Stored data:
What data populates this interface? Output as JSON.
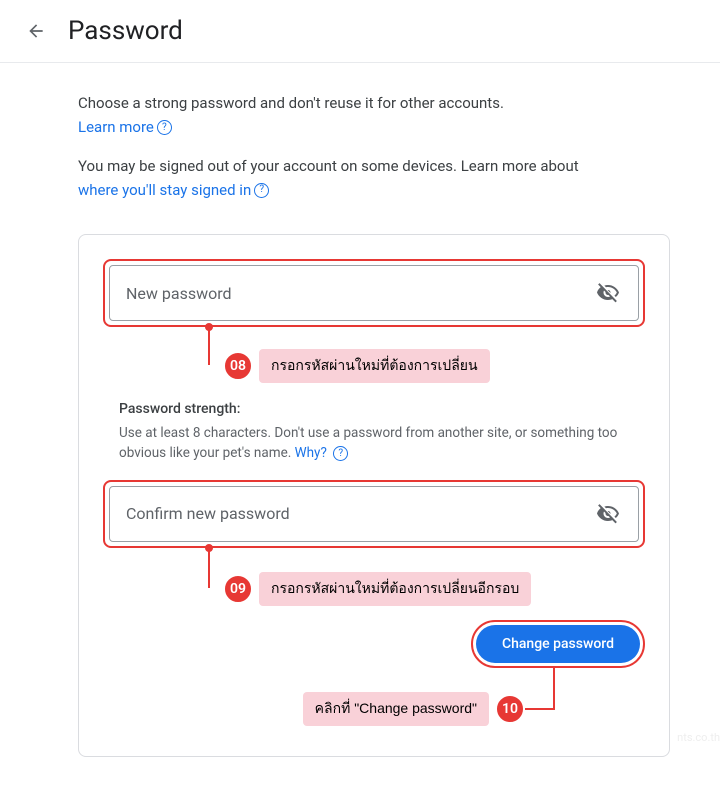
{
  "header": {
    "title": "Password"
  },
  "description": {
    "line1": "Choose a strong password and don't reuse it for other accounts.",
    "learn_more": "Learn more",
    "line2_pre": "You may be signed out of your account on some devices. Learn more about ",
    "line2_link": "where you'll stay signed in"
  },
  "form": {
    "new_password_placeholder": "New password",
    "confirm_password_placeholder": "Confirm new password",
    "strength_title": "Password strength:",
    "strength_text": "Use at least 8 characters. Don't use a password from another site, or something too obvious like your pet's name. ",
    "why_label": "Why?",
    "change_button": "Change password"
  },
  "callouts": {
    "c08_num": "08",
    "c08_text": "กรอกรหัสผ่านใหม่ที่ต้องการเปลี่ยน",
    "c09_num": "09",
    "c09_text": "กรอกรหัสผ่านใหม่ที่ต้องการเปลี่ยนอีกรอบ",
    "c10_num": "10",
    "c10_text": "คลิกที่ \"Change password\""
  },
  "watermark": "nts.co.th"
}
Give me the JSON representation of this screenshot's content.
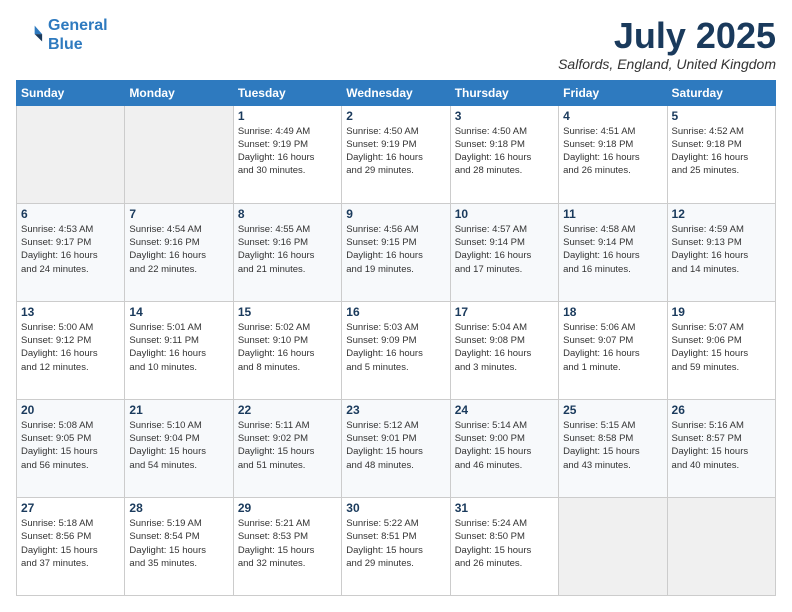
{
  "logo": {
    "line1": "General",
    "line2": "Blue"
  },
  "title": "July 2025",
  "location": "Salfords, England, United Kingdom",
  "headers": [
    "Sunday",
    "Monday",
    "Tuesday",
    "Wednesday",
    "Thursday",
    "Friday",
    "Saturday"
  ],
  "weeks": [
    [
      {
        "day": "",
        "detail": ""
      },
      {
        "day": "",
        "detail": ""
      },
      {
        "day": "1",
        "detail": "Sunrise: 4:49 AM\nSunset: 9:19 PM\nDaylight: 16 hours\nand 30 minutes."
      },
      {
        "day": "2",
        "detail": "Sunrise: 4:50 AM\nSunset: 9:19 PM\nDaylight: 16 hours\nand 29 minutes."
      },
      {
        "day": "3",
        "detail": "Sunrise: 4:50 AM\nSunset: 9:18 PM\nDaylight: 16 hours\nand 28 minutes."
      },
      {
        "day": "4",
        "detail": "Sunrise: 4:51 AM\nSunset: 9:18 PM\nDaylight: 16 hours\nand 26 minutes."
      },
      {
        "day": "5",
        "detail": "Sunrise: 4:52 AM\nSunset: 9:18 PM\nDaylight: 16 hours\nand 25 minutes."
      }
    ],
    [
      {
        "day": "6",
        "detail": "Sunrise: 4:53 AM\nSunset: 9:17 PM\nDaylight: 16 hours\nand 24 minutes."
      },
      {
        "day": "7",
        "detail": "Sunrise: 4:54 AM\nSunset: 9:16 PM\nDaylight: 16 hours\nand 22 minutes."
      },
      {
        "day": "8",
        "detail": "Sunrise: 4:55 AM\nSunset: 9:16 PM\nDaylight: 16 hours\nand 21 minutes."
      },
      {
        "day": "9",
        "detail": "Sunrise: 4:56 AM\nSunset: 9:15 PM\nDaylight: 16 hours\nand 19 minutes."
      },
      {
        "day": "10",
        "detail": "Sunrise: 4:57 AM\nSunset: 9:14 PM\nDaylight: 16 hours\nand 17 minutes."
      },
      {
        "day": "11",
        "detail": "Sunrise: 4:58 AM\nSunset: 9:14 PM\nDaylight: 16 hours\nand 16 minutes."
      },
      {
        "day": "12",
        "detail": "Sunrise: 4:59 AM\nSunset: 9:13 PM\nDaylight: 16 hours\nand 14 minutes."
      }
    ],
    [
      {
        "day": "13",
        "detail": "Sunrise: 5:00 AM\nSunset: 9:12 PM\nDaylight: 16 hours\nand 12 minutes."
      },
      {
        "day": "14",
        "detail": "Sunrise: 5:01 AM\nSunset: 9:11 PM\nDaylight: 16 hours\nand 10 minutes."
      },
      {
        "day": "15",
        "detail": "Sunrise: 5:02 AM\nSunset: 9:10 PM\nDaylight: 16 hours\nand 8 minutes."
      },
      {
        "day": "16",
        "detail": "Sunrise: 5:03 AM\nSunset: 9:09 PM\nDaylight: 16 hours\nand 5 minutes."
      },
      {
        "day": "17",
        "detail": "Sunrise: 5:04 AM\nSunset: 9:08 PM\nDaylight: 16 hours\nand 3 minutes."
      },
      {
        "day": "18",
        "detail": "Sunrise: 5:06 AM\nSunset: 9:07 PM\nDaylight: 16 hours\nand 1 minute."
      },
      {
        "day": "19",
        "detail": "Sunrise: 5:07 AM\nSunset: 9:06 PM\nDaylight: 15 hours\nand 59 minutes."
      }
    ],
    [
      {
        "day": "20",
        "detail": "Sunrise: 5:08 AM\nSunset: 9:05 PM\nDaylight: 15 hours\nand 56 minutes."
      },
      {
        "day": "21",
        "detail": "Sunrise: 5:10 AM\nSunset: 9:04 PM\nDaylight: 15 hours\nand 54 minutes."
      },
      {
        "day": "22",
        "detail": "Sunrise: 5:11 AM\nSunset: 9:02 PM\nDaylight: 15 hours\nand 51 minutes."
      },
      {
        "day": "23",
        "detail": "Sunrise: 5:12 AM\nSunset: 9:01 PM\nDaylight: 15 hours\nand 48 minutes."
      },
      {
        "day": "24",
        "detail": "Sunrise: 5:14 AM\nSunset: 9:00 PM\nDaylight: 15 hours\nand 46 minutes."
      },
      {
        "day": "25",
        "detail": "Sunrise: 5:15 AM\nSunset: 8:58 PM\nDaylight: 15 hours\nand 43 minutes."
      },
      {
        "day": "26",
        "detail": "Sunrise: 5:16 AM\nSunset: 8:57 PM\nDaylight: 15 hours\nand 40 minutes."
      }
    ],
    [
      {
        "day": "27",
        "detail": "Sunrise: 5:18 AM\nSunset: 8:56 PM\nDaylight: 15 hours\nand 37 minutes."
      },
      {
        "day": "28",
        "detail": "Sunrise: 5:19 AM\nSunset: 8:54 PM\nDaylight: 15 hours\nand 35 minutes."
      },
      {
        "day": "29",
        "detail": "Sunrise: 5:21 AM\nSunset: 8:53 PM\nDaylight: 15 hours\nand 32 minutes."
      },
      {
        "day": "30",
        "detail": "Sunrise: 5:22 AM\nSunset: 8:51 PM\nDaylight: 15 hours\nand 29 minutes."
      },
      {
        "day": "31",
        "detail": "Sunrise: 5:24 AM\nSunset: 8:50 PM\nDaylight: 15 hours\nand 26 minutes."
      },
      {
        "day": "",
        "detail": ""
      },
      {
        "day": "",
        "detail": ""
      }
    ]
  ]
}
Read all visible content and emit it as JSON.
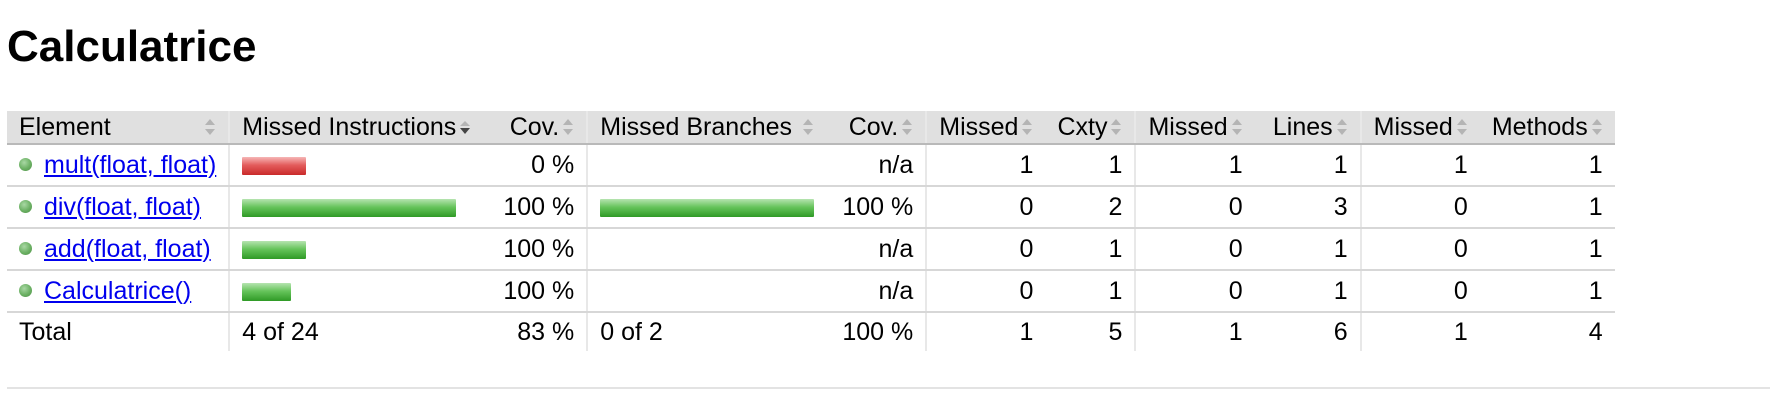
{
  "page": {
    "title": "Calculatrice"
  },
  "table": {
    "headers": {
      "element": "Element",
      "missed_instructions": "Missed Instructions",
      "cov_instructions": "Cov.",
      "missed_branches": "Missed Branches",
      "cov_branches": "Cov.",
      "missed_cxty": "Missed",
      "cxty": "Cxty",
      "missed_lines": "Missed",
      "lines": "Lines",
      "missed_methods": "Missed",
      "methods": "Methods"
    },
    "rows": [
      {
        "name": "mult(float, float)",
        "instr_bar": {
          "color": "red",
          "fraction": 0.3
        },
        "instr_cov": "0 %",
        "branch_bar": null,
        "branch_cov": "n/a",
        "missed_cxty": "1",
        "cxty": "1",
        "missed_lines": "1",
        "lines": "1",
        "missed_methods": "1",
        "methods": "1"
      },
      {
        "name": "div(float, float)",
        "instr_bar": {
          "color": "green",
          "fraction": 1.0
        },
        "instr_cov": "100 %",
        "branch_bar": {
          "color": "green",
          "fraction": 1.0
        },
        "branch_cov": "100 %",
        "missed_cxty": "0",
        "cxty": "2",
        "missed_lines": "0",
        "lines": "3",
        "missed_methods": "0",
        "methods": "1"
      },
      {
        "name": "add(float, float)",
        "instr_bar": {
          "color": "green",
          "fraction": 0.3
        },
        "instr_cov": "100 %",
        "branch_bar": null,
        "branch_cov": "n/a",
        "missed_cxty": "0",
        "cxty": "1",
        "missed_lines": "0",
        "lines": "1",
        "missed_methods": "0",
        "methods": "1"
      },
      {
        "name": "Calculatrice()",
        "instr_bar": {
          "color": "green",
          "fraction": 0.23
        },
        "instr_cov": "100 %",
        "branch_bar": null,
        "branch_cov": "n/a",
        "missed_cxty": "0",
        "cxty": "1",
        "missed_lines": "0",
        "lines": "1",
        "missed_methods": "0",
        "methods": "1"
      }
    ],
    "total": {
      "label": "Total",
      "instr": "4 of 24",
      "instr_cov": "83 %",
      "branch": "0 of 2",
      "branch_cov": "100 %",
      "missed_cxty": "1",
      "cxty": "5",
      "missed_lines": "1",
      "lines": "6",
      "missed_methods": "1",
      "methods": "4"
    }
  },
  "colors": {
    "header_bg": "#e0e0e0",
    "link": "#0000ee",
    "bar_green": "#66c45b",
    "bar_red": "#e35c5c"
  },
  "icons": {
    "sort": "sort-arrows-icon",
    "sort_desc": "sort-desc-icon",
    "bullet": "method-bullet-icon"
  }
}
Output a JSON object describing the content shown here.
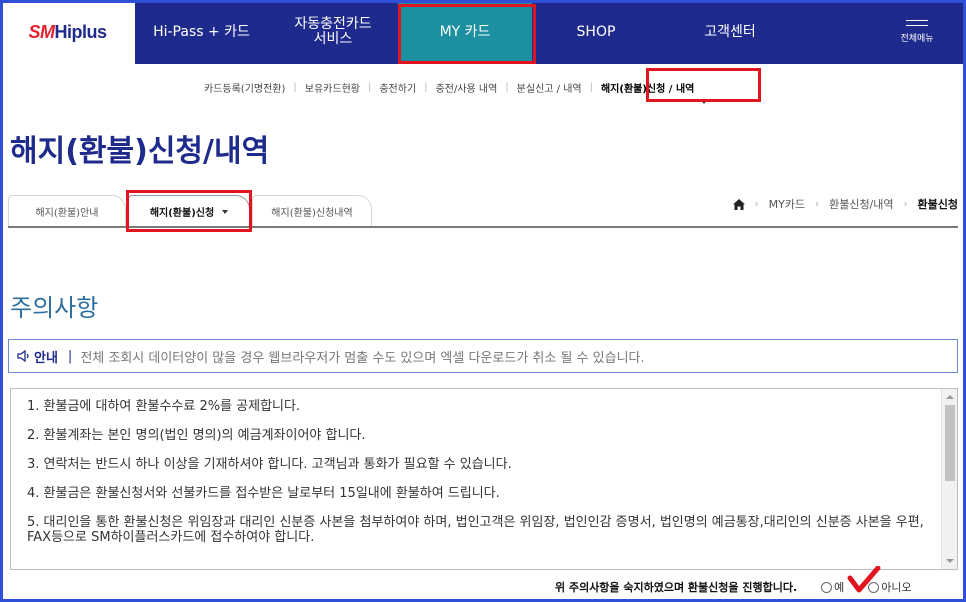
{
  "brand": {
    "logo_red": "SM",
    "logo_blue": "Hiplus",
    "primary_color": "#1e2a8c",
    "active_nav_color": "#1c8fa1",
    "highlight_color": "#e0151f"
  },
  "topnav": {
    "items": [
      {
        "label": "Hi-Pass + 카드"
      },
      {
        "label": "자동충전카드\n서비스"
      },
      {
        "label": "MY 카드",
        "active": true
      },
      {
        "label": "SHOP"
      },
      {
        "label": "고객센터"
      }
    ],
    "allmenu_label": "전체메뉴",
    "allmenu_icon": "hamburger-icon"
  },
  "subnav": {
    "items": [
      {
        "label": "카드등록(기명전환)"
      },
      {
        "label": "보유카드현황"
      },
      {
        "label": "충전하기"
      },
      {
        "label": "충전/사용 내역"
      },
      {
        "label": "분실신고 / 내역"
      },
      {
        "label": "해지(환불)신청 / 내역",
        "current": true
      }
    ]
  },
  "page": {
    "title": "해지(환불)신청/내역"
  },
  "tabs": [
    {
      "label": "해지(환불)안내"
    },
    {
      "label": "해지(환불)신청",
      "active": true
    },
    {
      "label": "해지(환불)신청내역"
    }
  ],
  "breadcrumb": {
    "home_icon": "home-icon",
    "items": [
      "MY카드",
      "환불신청/내역",
      "환불신청"
    ]
  },
  "section": {
    "title": "주의사항"
  },
  "notice": {
    "icon": "speaker-icon",
    "label": "안내",
    "message": "전체 조회시 데이터양이 많을 경우 웹브라우저가 멈출 수도 있으며 엑셀 다운로드가 취소 될 수 있습니다."
  },
  "terms": [
    "1. 환불금에 대하여 환불수수료 2%를 공제합니다.",
    "2. 환불계좌는 본인 명의(법인 명의)의 예금계좌이어야 합니다.",
    "3. 연락처는 반드시 하나 이상을 기재하셔야 합니다. 고객님과 통화가 필요할 수 있습니다.",
    "4. 환불금은 환불신청서와 선불카드를 접수받은 날로부터 15일내에 환불하여 드립니다.",
    "5. 대리인을 통한 환불신청은 위임장과 대리인 신분증 사본을 첨부하여야 하며, 법인고객은 위임장, 법인인감 증명서, 법인명의 예금통장,대리인의 신분증 사본을 우편, FAX등으로 SM하이플러스카드에 접수하여야 합니다."
  ],
  "agreement": {
    "text": "위 주의사항을 숙지하였으며 환불신청을 진행합니다.",
    "yes_label": "예",
    "no_label": "아니오"
  }
}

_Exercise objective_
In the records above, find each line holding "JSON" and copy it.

_Result of this exercise_
What data populates this interface? Output as JSON.
Give me the JSON representation of this screenshot's content.
Read all visible content and emit it as JSON.
Output a JSON object describing the content shown here.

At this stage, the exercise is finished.